...strongest story in this series
The fifth in the Bess Crawford series is the best one in my opinion. Bess is a WWI battlefield nurse who continually runs into murder mysteries (like a lot of these series you must keep your incredibility in check). This mystery is 10 years old and starts in India where Bess was raised. Her father was the colonel in command of a British Army unit stationed there. One of his officers is charged with five murders and to the dishonor of Bess’s father and the entire regiment he escapes. Fast forward to the front lines in France in the waning days of WWI where Beth receives information from a dying man that the officer in question is still alive and serving in the British army as an enlisted man. Things take off from there, Beth, ever relentless in her investigation tracks down leads in France and back in England. She must have crossed the English channel at least 20 times in two months to further the investigation. No more spoilers on this story but the plot is more complex than earlier novels in this series although the denouement is fairly weak.

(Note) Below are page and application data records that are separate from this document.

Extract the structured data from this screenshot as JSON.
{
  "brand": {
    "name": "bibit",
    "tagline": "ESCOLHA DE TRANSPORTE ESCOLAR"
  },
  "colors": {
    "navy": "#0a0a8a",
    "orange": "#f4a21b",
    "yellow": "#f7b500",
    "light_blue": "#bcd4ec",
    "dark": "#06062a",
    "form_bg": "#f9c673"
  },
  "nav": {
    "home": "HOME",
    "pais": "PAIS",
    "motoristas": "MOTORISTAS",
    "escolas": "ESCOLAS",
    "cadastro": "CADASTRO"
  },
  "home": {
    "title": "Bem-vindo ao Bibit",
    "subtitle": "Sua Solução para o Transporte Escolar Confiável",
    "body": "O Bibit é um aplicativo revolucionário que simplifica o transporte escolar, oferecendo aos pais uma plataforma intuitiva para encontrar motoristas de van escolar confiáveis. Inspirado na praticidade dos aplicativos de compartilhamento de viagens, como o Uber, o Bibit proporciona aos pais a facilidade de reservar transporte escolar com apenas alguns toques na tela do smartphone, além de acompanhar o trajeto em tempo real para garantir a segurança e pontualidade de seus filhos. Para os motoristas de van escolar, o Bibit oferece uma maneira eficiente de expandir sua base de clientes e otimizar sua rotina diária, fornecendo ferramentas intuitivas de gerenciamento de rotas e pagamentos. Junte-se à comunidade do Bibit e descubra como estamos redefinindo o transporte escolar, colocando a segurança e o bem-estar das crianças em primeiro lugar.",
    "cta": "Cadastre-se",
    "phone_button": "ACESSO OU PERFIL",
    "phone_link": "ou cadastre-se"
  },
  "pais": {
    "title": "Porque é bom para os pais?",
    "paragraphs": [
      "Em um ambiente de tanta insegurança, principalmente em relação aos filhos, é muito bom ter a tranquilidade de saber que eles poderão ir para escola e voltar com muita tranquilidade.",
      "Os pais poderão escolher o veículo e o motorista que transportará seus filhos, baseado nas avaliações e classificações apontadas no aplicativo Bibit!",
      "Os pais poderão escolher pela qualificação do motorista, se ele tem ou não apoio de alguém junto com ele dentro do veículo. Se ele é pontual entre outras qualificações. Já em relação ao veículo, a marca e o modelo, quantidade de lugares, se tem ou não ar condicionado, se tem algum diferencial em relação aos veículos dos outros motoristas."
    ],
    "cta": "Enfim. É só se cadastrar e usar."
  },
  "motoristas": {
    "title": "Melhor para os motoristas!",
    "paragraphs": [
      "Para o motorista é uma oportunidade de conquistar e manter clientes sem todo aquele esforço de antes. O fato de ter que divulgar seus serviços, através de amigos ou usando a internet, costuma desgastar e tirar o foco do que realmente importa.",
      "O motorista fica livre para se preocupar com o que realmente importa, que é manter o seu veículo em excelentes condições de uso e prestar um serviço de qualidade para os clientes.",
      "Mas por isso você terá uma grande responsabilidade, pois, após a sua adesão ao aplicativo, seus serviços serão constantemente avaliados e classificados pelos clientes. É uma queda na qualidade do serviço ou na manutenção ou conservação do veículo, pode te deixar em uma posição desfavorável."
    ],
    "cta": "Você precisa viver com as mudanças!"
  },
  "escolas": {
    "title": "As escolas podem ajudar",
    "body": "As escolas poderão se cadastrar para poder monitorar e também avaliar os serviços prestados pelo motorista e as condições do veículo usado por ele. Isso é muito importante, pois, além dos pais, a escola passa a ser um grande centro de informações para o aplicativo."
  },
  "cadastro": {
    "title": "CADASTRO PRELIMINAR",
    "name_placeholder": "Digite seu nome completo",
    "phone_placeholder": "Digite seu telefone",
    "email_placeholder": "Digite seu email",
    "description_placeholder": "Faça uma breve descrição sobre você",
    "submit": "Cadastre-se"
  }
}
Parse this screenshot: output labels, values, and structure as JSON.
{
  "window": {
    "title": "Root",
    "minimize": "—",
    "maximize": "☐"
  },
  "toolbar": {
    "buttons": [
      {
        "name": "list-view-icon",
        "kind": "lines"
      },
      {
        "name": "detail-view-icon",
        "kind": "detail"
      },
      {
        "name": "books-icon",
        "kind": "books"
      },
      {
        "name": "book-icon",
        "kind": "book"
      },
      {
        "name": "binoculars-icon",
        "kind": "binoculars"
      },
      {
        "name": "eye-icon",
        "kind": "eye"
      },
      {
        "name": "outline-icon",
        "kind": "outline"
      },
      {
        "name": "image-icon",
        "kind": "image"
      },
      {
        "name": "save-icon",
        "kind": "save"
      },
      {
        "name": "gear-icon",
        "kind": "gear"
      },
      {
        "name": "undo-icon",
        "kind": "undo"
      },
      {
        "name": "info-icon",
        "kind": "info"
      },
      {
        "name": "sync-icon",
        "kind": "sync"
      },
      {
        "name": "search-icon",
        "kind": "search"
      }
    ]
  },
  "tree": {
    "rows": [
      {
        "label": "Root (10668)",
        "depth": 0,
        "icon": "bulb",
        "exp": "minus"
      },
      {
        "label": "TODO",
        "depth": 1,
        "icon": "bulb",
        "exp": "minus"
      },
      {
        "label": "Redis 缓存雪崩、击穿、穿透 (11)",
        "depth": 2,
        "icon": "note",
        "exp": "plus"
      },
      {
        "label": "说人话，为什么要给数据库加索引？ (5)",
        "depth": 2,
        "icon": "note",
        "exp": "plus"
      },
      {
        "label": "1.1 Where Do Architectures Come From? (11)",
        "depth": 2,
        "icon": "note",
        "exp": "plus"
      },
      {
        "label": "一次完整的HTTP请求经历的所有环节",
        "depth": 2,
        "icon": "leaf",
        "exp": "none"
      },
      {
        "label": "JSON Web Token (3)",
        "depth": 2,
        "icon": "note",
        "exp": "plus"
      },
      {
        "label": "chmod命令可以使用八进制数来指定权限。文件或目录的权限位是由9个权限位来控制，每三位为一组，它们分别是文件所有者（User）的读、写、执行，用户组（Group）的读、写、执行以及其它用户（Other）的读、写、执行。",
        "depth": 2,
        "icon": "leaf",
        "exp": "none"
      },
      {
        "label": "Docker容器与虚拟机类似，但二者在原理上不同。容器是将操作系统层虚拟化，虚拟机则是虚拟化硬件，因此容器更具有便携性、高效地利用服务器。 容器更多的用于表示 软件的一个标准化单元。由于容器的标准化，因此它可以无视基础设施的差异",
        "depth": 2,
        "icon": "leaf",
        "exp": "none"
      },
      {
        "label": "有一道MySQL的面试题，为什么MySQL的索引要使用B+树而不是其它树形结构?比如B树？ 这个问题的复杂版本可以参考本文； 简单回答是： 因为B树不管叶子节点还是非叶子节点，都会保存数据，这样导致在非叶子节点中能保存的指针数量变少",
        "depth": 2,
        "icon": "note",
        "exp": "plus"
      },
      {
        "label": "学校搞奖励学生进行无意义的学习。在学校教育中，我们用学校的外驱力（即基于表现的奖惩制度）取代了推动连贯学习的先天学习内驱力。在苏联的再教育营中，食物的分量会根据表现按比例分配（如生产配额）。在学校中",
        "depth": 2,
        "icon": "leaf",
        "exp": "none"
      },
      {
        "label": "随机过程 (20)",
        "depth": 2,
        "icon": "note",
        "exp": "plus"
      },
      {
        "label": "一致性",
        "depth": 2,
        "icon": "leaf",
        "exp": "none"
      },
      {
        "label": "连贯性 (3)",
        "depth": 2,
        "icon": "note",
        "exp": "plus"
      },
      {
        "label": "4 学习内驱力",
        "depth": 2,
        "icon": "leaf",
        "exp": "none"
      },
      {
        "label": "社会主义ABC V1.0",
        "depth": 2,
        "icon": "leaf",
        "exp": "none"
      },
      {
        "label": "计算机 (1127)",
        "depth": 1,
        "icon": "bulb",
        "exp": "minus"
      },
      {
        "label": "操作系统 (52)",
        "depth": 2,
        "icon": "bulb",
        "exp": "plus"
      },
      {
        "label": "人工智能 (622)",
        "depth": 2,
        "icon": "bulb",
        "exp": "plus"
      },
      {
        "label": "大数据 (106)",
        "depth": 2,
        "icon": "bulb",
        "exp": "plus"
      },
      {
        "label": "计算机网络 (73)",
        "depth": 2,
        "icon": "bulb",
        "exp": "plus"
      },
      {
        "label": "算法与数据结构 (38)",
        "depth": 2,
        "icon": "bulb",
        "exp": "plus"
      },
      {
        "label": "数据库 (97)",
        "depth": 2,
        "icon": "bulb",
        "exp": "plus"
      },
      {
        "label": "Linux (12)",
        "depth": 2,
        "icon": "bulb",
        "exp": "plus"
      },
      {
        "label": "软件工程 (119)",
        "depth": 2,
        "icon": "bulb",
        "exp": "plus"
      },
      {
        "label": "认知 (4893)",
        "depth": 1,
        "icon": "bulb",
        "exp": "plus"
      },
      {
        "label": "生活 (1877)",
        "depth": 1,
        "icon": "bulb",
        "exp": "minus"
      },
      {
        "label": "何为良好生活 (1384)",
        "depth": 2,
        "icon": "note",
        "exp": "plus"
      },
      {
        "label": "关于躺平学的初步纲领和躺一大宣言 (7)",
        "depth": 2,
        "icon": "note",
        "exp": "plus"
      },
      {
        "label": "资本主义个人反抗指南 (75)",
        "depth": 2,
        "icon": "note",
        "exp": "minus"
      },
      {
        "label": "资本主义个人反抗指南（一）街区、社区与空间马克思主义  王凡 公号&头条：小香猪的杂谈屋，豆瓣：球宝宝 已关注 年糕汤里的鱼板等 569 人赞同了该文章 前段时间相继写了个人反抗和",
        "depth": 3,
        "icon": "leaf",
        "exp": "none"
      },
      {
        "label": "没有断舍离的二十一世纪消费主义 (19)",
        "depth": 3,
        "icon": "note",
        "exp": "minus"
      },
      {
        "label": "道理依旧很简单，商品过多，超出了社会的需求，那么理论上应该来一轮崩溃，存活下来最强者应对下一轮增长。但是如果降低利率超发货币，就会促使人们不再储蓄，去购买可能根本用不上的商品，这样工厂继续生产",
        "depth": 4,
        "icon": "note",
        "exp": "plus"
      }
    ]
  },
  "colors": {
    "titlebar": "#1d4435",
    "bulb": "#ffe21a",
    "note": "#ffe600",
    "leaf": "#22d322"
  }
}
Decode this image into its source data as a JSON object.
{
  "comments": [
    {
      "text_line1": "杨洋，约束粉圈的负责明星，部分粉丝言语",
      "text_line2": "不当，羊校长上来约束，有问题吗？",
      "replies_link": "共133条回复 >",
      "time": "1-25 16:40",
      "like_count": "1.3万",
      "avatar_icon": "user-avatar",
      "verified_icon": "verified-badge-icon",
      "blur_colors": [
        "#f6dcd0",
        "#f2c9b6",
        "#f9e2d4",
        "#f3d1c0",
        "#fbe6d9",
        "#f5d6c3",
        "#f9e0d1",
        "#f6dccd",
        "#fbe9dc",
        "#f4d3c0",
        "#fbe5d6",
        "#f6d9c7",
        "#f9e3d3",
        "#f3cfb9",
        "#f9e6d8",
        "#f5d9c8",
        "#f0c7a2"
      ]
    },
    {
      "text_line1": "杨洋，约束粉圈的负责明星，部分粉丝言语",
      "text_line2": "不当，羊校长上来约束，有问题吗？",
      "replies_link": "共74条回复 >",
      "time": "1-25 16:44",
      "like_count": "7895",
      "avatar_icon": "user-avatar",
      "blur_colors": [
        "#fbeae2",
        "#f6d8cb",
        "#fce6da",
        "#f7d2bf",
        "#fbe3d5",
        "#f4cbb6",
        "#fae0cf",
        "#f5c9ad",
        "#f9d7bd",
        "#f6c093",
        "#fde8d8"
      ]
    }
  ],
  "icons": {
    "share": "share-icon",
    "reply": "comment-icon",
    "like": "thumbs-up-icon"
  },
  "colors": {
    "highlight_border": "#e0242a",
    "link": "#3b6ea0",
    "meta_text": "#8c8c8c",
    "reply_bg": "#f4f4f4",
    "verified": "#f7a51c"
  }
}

This series is good but not great. Beth as the central character is always being rescued by Simon her father’s aide, so not exactly your feminist role model. Because Beth is neither a detective nor a police official the plotting takes some leaps to keep Beth’s actions credible. This story is stronger because Beth and her mother solve the case without depending on her father’s army connections to elicit information. So if you’ve enjoyed earlier books in this series you’ll find this one entertaining. If you are looking for a good WWI female detective try the Maisie Dobbs series.
I read a copy of this novel provided by the publisher.